"The D I have right now is Dwight," he says. "I've got Dwight Howard back there and we'll see how that D helps my name.
"We have great defenders; what am I going to tell them? Not to play defense? We're going to be good defensively."
The Lakers say they hired D'Antoni because he's a better fit with these players than Jackson. It's ludicrous.
D'Antoni's style of play might be a better fit for fans tired of the triangle, but the Lakers' aging roster and shallow bench might not suit his style.
"I've always looked at Showtime as the model we would like to pursue," he says. "And we can run, and push the ball.
"It's going to be a great offensive team," he says. "It might not be seven seconds or less.

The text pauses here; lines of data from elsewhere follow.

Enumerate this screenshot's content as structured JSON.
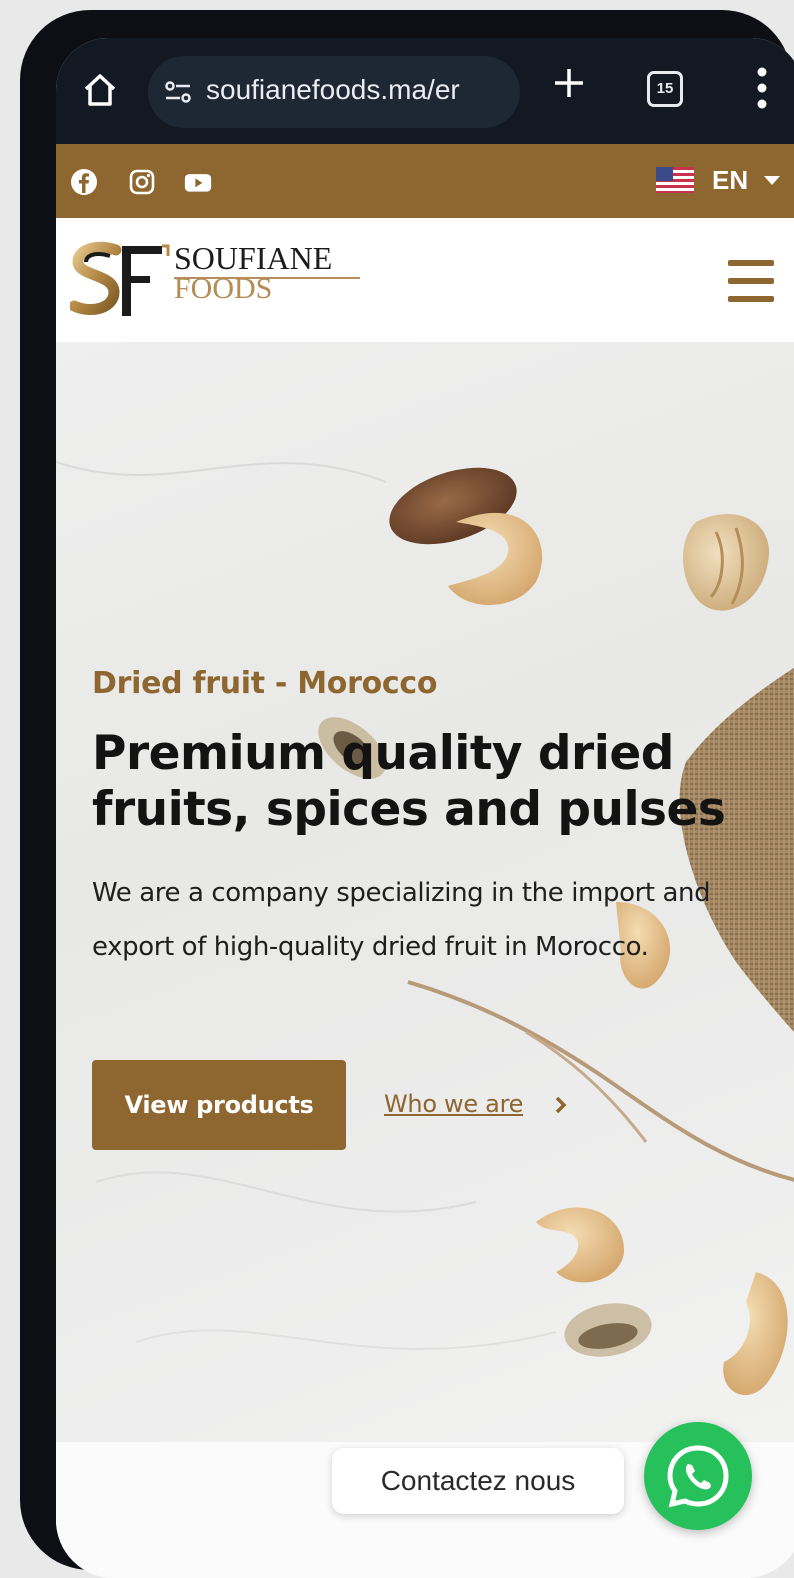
{
  "browser": {
    "url": "soufianefoods.ma/er",
    "tab_count": "15"
  },
  "topbar": {
    "socials": [
      "facebook-icon",
      "instagram-icon",
      "youtube-icon"
    ],
    "language": "EN"
  },
  "logo": {
    "line1": "SOUFIANE",
    "line2": "FOODS"
  },
  "hero": {
    "eyebrow": "Dried fruit - Morocco",
    "headline": "Premium quality dried fruits, spices and pulses",
    "description": "We are a company specializing in the import and export of high-quality dried fruit in Morocco.",
    "primary_button": "View products",
    "secondary_link": "Who we are"
  },
  "contact": {
    "label": "Contactez nous"
  },
  "colors": {
    "brand_brown": "#8e6630",
    "whatsapp_green": "#26c15b",
    "browser_bg": "#121923"
  }
}
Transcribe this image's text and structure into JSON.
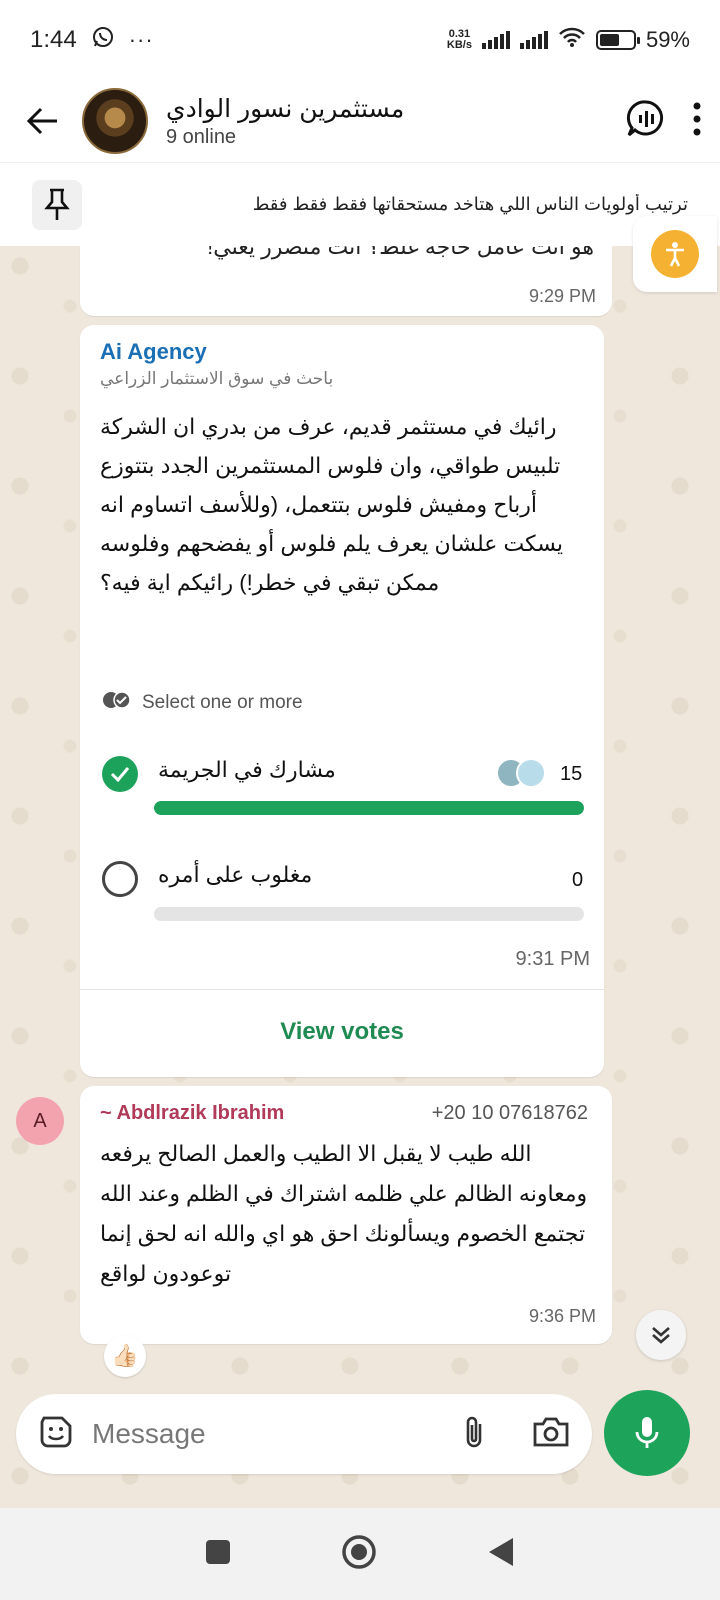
{
  "status_bar": {
    "time": "1:44",
    "net_speed_top": "0.31",
    "net_speed_bottom": "KB/s",
    "battery_percent": "59%",
    "battery_level": 0.59
  },
  "header": {
    "title": "مستثمرين نسور الوادي",
    "subtitle": "9 online"
  },
  "pinned": {
    "text": "ترتيب أولويات الناس اللي هتاخد مستحقاتها فقط فقط فقط"
  },
  "messages": {
    "prev": {
      "text": "هو انت عامل حاجة غلط؟ انت متضرر يعني!",
      "time": "9:29 PM"
    },
    "poll": {
      "sender": "Ai Agency",
      "sender_subtitle": "باحث في سوق الاستثمار الزراعي",
      "question": "رائيك في مستثمر قديم، عرف من بدري ان الشركة تلبيس طواقي، وان فلوس المستثمرين الجدد بتتوزع أرباح ومفيش فلوس بتتعمل، (وللأسف اتساوم انه يسكت علشان يعرف يلم فلوس أو يفضحهم وفلوسه ممكن تبقي في خطر!) رائيكم اية فيه؟",
      "select_hint": "Select one or more",
      "options": [
        {
          "label": "مشارك في الجريمة",
          "count": "15",
          "share": 1.0,
          "selected": true
        },
        {
          "label": "مغلوب على أمره",
          "count": "0",
          "share": 0.0,
          "selected": false
        }
      ],
      "time": "9:31 PM",
      "view_votes": "View votes"
    },
    "reply": {
      "avatar_letter": "A",
      "sender": "~ Abdlrazik Ibrahim",
      "phone": "+20 10 07618762",
      "text": "الله طيب لا يقبل الا الطيب والعمل الصالح يرفعه ومعاونه الظالم علي ظلمه اشتراك في الظلم وعند الله تجتمع الخصوم ويسألونك احق هو اي والله انه لحق إنما توعودون لواقع",
      "time": "9:36 PM",
      "reaction": "👍🏻"
    }
  },
  "composer": {
    "placeholder": "Message"
  },
  "colors": {
    "accent_green": "#1ea35a",
    "poll_sender": "#1a6fb5",
    "reply_sender": "#b03a58",
    "wallpaper": "#efe7dc"
  },
  "icons": [
    "whatsapp-icon",
    "more-dots-icon",
    "signal-icon",
    "wifi-icon",
    "battery-icon",
    "back-arrow-icon",
    "voice-chat-icon",
    "kebab-menu-icon",
    "pin-icon",
    "accessibility-icon",
    "double-check-icon",
    "check-icon",
    "chevron-double-down-icon",
    "sticker-icon",
    "attach-icon",
    "camera-icon",
    "mic-icon",
    "square-nav-icon",
    "home-nav-icon",
    "back-nav-icon"
  ]
}
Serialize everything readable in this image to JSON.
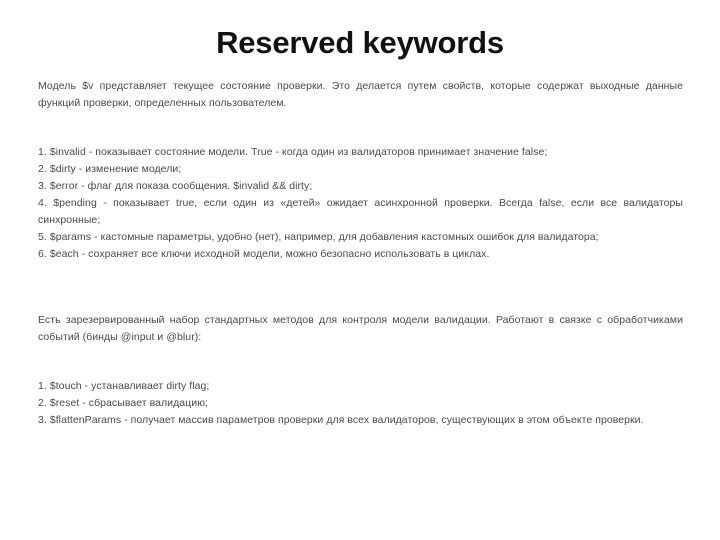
{
  "slide": {
    "title": "Reserved keywords",
    "intro_paragraph": "Модель $v представляет текущее состояние проверки. Это делается путем свойств, которые содержат выходные данные функций проверки, определенных пользователем.",
    "properties_list": [
      "1. $invalid - показывает состояние модели. True - когда один из валидаторов принимает значение false;",
      "2. $dirty - изменение модели;",
      "3. $error - флаг для показа сообщения. $invalid && dirty;",
      "4. $pending - показывает true, если один из «детей» ожидает асинхронной проверки. Всегда false, если все валидаторы синхронные;",
      "5. $params - кастомные параметры, удобно (нет), например, для добавления кастомных ошибок для валидатора;",
      "6. $each - сохраняет все ключи исходной модели, можно безопасно использовать в циклах."
    ],
    "methods_paragraph": "Есть зарезервированный набор стандартных методов для контроля модели валидации. Работают в связке с обработчиками событий (бинды @input и @blur):",
    "methods_list": [
      "1. $touch - устанавливает dirty flag;",
      "2. $reset - сбрасывает валидацию;",
      "3. $flattenParams - получает массив параметров проверки для всех валидаторов, существующих в этом объекте проверки."
    ]
  }
}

Maybe the next book has to be 20 seconds or less."
The ball will start in Nash's hands before he passes it to Kobe. "I've got no problem with Kobe going off for 60," he says. "I know his mind-set; it's same as mine: Win."
D'Antoni says, "We'll put shooters all over the place," ignoring how shallow the Lakers' bench is. And he calls Steve Blake "a great shooter," so we know he's a dreamer.
We've been told he's close to Kobe, but in the book ":07 Seconds or Less," about the Suns' 2005-06 season, D'Antoni mocks Kobe for sharing the ball in the 2006 playoff series.
"Well, isn't that what you're supposed to do?" asks D'Antoni in the book. "Now he's the savior because he's playing that way? He's no god."
D'Antoni laughs. "Did I say that? I'm sure I said that. I'm sure Kobe will beat me up for it too, and he should. But he knows I have the most respect for him of anybody."
Jackson called Kobe "uncoachable" in one of his books, and D'Antoni has his own experience with Carmelo Anthony.
"Hell, I'm uncoachable at times," he says. "I've never been around anyone with the intensity Kobe has. …Sometimes he might come off the floor cussing me out in Italian, which is good so people won't understand. I'm cool with that."
Jackson has 203 more playoff wins than D'Antoni, but it's the next set of playoff games that matter.
"And we're going to be good, he promises. "And have fun along the way."
Worst case scenario, he knows a good retirement home.